Students should also be completing the copying and dictation assignments that build skills of observation and attention, while working on various sentence constructions and broader vocabulary. The WriteShop teacher's manual directs parents and teachers to choose their own copying and dictation selections from the Bible or exemplary literature. While this is fairly easy to do, WriteShop also has published a small booklet, Copying and Dictation Exercises for WriteShop I, with excerpts from well-known literary works that relate to each of the sixteen lessons. This saves parents and teachers from having to come up with their own passages.
I think the authors have actually resolved a critical problem some of us have encountered with copying and dictation by requiring copying first, followed by dictation of the same piece. This way, students have already encountered unusual punctuation or sentence breaks that otherwise might be unpredictable when encountered only through dictation.

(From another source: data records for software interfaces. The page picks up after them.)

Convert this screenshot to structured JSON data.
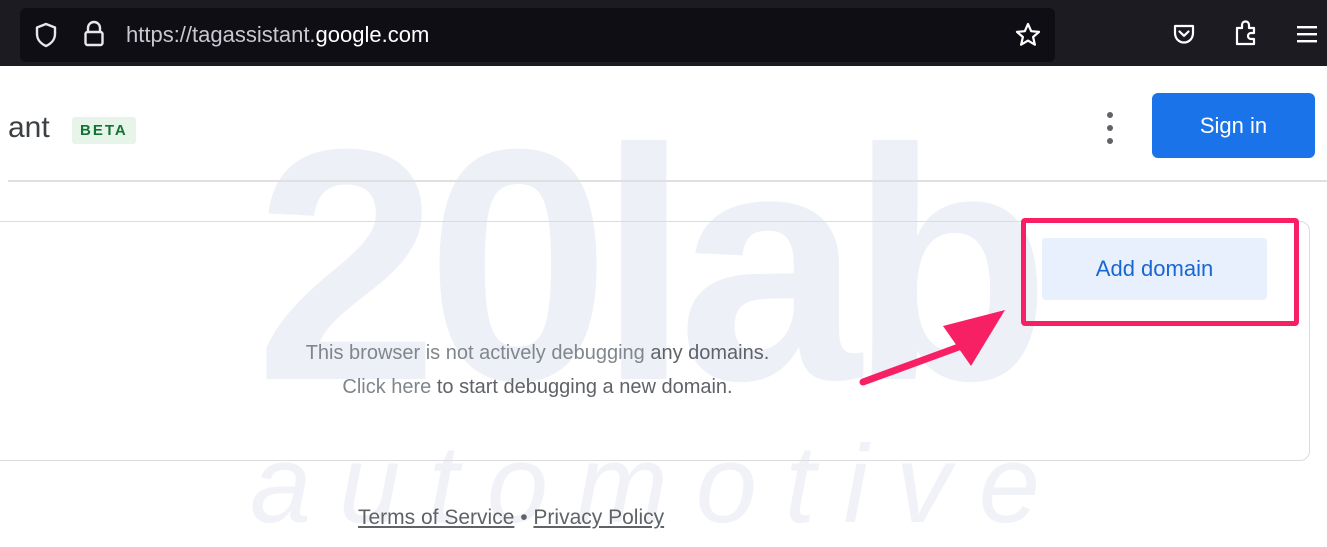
{
  "browser": {
    "url_prefix": "https://tagassistant.",
    "url_host": "google.com",
    "icons": [
      "shield-icon",
      "lock-icon",
      "star-icon",
      "pocket-icon",
      "extensions-icon",
      "menu-icon"
    ]
  },
  "header": {
    "app_title": "ant",
    "beta_label": "BETA",
    "signin_label": "Sign in",
    "more_icon": "more-vert-icon"
  },
  "watermark": {
    "line1": "20lab",
    "line2": "automotive"
  },
  "card": {
    "add_domain_label": "Add domain",
    "message_line1_part1": "This browser is not actively debugging",
    "message_line1_part2": "any domains.",
    "message_line2_part1": "Click here",
    "message_line2_part2": "to start debugging a new domain."
  },
  "annotation": {
    "color": "#f72064"
  },
  "footer": {
    "terms_label": "Terms of Service",
    "separator": "•",
    "privacy_label": "Privacy Policy"
  },
  "colors": {
    "primary": "#1a73e8",
    "beta_bg": "#e6f4ea",
    "beta_text": "#137333"
  }
}
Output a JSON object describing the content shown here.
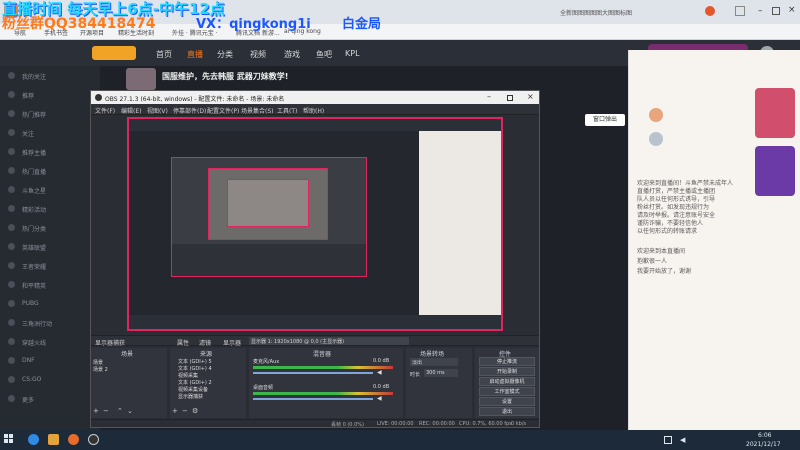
{
  "overlay": {
    "line1": "直播时间 每天早上6点-中午12点",
    "line2_left": "粉丝群QQ384418474",
    "line2_wx": "VX：qingkong1i",
    "line2_right": "白金局"
  },
  "browser": {
    "tab_title": "...",
    "address": "https://www.douyu.com/...",
    "site_text": "斗鱼",
    "bookmarks": [
      "导航",
      "手机书签",
      "开源项目",
      "精彩生活时刻",
      "外挂 · 腾讯元宝 ·",
      "腾讯文档",
      "新游...",
      "ai qing kong"
    ],
    "right_note": "全新图图图图图大图图标图"
  },
  "site": {
    "nav": [
      "首页",
      "直播",
      "分类",
      "视频",
      "游戏",
      "鱼吧",
      "KPL"
    ],
    "stream_title": "国服维护，先去韩服 武器刀妹教学!",
    "window_label": "窗口弹出",
    "sidebar": [
      "我的关注",
      "推荐",
      "热门推荐",
      "关注",
      "推荐主播",
      "热门直播",
      "斗鱼之星",
      "精彩活动",
      "热门分类",
      "英雄联盟",
      "王者荣耀",
      "和平精英",
      "PUBG",
      "三角洲行动",
      "穿越火线",
      "DNF",
      "CS:GO",
      "更多"
    ],
    "chat_lines": [
      "欢迎来到直播间！斗鱼严禁未成年人",
      "直播打赏，严禁主播或主播团",
      "队人员以任何形式诱导，引导",
      "粉丝打赏。如发现违规行为",
      "请及时举报。请注意账号安全",
      "谨防诈骗，不要轻信他人",
      "以任何形式的转账请求",
      "欢迎来到本直播间",
      "抱歉很一人",
      "我要开始放了，谢谢"
    ]
  },
  "obs": {
    "title": "OBS 27.1.3 (64-bit, windows) - 配置文件: 未命名 - 场景: 未命名",
    "menu": [
      "文件(F)",
      "编辑(E)",
      "视图(V)",
      "停靠部件(D)",
      "配置文件(P)",
      "场景集合(S)",
      "工具(T)",
      "帮助(H)"
    ],
    "toolbar": [
      "属性",
      "滤镜",
      "显示器",
      "显示器 1: 1920x1080 @ 0,0 (主显示器)"
    ],
    "scene_label": "显示器捕获",
    "docks": {
      "scenes": "场景",
      "sources": "来源",
      "mixer": "混音器",
      "transitions": "场景转场",
      "controls": "控件"
    },
    "scenes": [
      "场景",
      "场景 2"
    ],
    "sources": [
      "文本 (GDI+) 5",
      "文本 (GDI+) 4",
      "视频采集",
      "文本 (GDI+) 2",
      "视频采集设备",
      "显示器捕获"
    ],
    "mixer_tracks": [
      {
        "name": "麦克风/Aux",
        "level": "0.0 dB"
      },
      {
        "name": "桌面音频",
        "level": "0.0 dB"
      }
    ],
    "transition": {
      "type": "淡出",
      "duration_label": "时长",
      "duration": "300 ms"
    },
    "controls": [
      "停止推流",
      "开始录制",
      "启动虚拟摄像机",
      "工作室模式",
      "设置",
      "退出"
    ],
    "status": {
      "live": "LIVE: 00:00:00",
      "rec": "REC: 00:00:00",
      "cpu": "CPU: 0.7%, 60.00 fps",
      "drop": "丢帧 0 (0.0%)",
      "kbps": "0 kb/s"
    }
  },
  "taskbar": {
    "time": "6:06",
    "date": "2021/12/17"
  },
  "colors": {
    "accent_red": "#e0245e",
    "overlay_orange": "#ff7a1a",
    "overlay_cyan": "#28d7ff",
    "overlay_blue": "#1c58ff"
  }
}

The program is written by Christians; you will find occasional biblical references, primarily in the teacher's manual. However, the authors' Christian perspective also appears very subtly in lessons such as writing a description of a person where the authors caution the student to remember to be gracious and focus on a person's positive features.
WriteShop sells a Starter Pack at a slightly discounted price that includes the teacher’s manual and WriteShop I student workbook plus The Blue Book of Grammar and Punctuation by Jane Straus, Copying and Dictation Exercises for WriteShop I, and a poster showing the five steps of the writing process. Older students using WriteShop should have a grammar handbook for reference. While WriteShop is not dependent upon any particular grammar handbook, the Starter Pack includes a Tips sheet that gives suggestions for incorporating the Blue Book of Grammar and Punctuation with WriteShop lessons, so this should be a great package for getting started.
Overall, WriteShop is one of the best resources I've seen for group classes and for parents who need lots of help to teach writing.
For students in grades K-6 see the review of WriteShop Primary and WriteShop Junior.